Material for this task –

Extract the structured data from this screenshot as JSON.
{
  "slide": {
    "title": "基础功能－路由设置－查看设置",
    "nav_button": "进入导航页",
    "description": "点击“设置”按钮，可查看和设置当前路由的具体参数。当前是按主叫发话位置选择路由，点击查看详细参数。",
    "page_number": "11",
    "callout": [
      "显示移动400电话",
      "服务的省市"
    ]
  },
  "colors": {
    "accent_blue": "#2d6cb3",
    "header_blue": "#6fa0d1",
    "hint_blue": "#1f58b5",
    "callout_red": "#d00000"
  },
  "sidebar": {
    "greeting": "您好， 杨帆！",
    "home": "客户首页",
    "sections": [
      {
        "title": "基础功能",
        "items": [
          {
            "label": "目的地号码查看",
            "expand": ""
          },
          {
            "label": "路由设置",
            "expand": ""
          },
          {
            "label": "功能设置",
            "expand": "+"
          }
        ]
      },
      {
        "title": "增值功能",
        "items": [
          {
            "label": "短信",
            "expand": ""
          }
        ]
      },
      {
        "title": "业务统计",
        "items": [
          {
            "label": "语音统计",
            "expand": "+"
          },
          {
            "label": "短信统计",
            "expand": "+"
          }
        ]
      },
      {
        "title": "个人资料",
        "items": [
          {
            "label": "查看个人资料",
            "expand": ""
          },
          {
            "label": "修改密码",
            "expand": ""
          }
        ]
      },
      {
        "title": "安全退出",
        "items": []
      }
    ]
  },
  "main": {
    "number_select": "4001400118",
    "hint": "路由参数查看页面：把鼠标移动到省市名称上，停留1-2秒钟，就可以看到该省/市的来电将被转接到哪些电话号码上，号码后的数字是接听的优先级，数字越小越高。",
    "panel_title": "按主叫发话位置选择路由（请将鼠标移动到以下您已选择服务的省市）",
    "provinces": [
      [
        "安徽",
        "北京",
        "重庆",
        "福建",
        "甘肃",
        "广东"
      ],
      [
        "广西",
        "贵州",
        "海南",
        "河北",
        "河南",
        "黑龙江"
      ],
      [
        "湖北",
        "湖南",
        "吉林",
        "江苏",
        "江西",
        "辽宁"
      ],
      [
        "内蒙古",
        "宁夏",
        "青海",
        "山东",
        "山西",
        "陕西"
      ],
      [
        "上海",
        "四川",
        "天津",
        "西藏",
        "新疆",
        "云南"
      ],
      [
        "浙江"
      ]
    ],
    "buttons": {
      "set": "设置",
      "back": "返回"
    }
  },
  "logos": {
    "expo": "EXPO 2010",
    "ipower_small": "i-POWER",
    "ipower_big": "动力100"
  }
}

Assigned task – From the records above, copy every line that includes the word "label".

Reply to the exercise –
            "label": "目的地号码查看",
            "label": "路由设置",
            "label": "功能设置",
            "label": "短信",
            "label": "语音统计",
            "label": "短信统计",
            "label": "查看个人资料",
            "label": "修改密码",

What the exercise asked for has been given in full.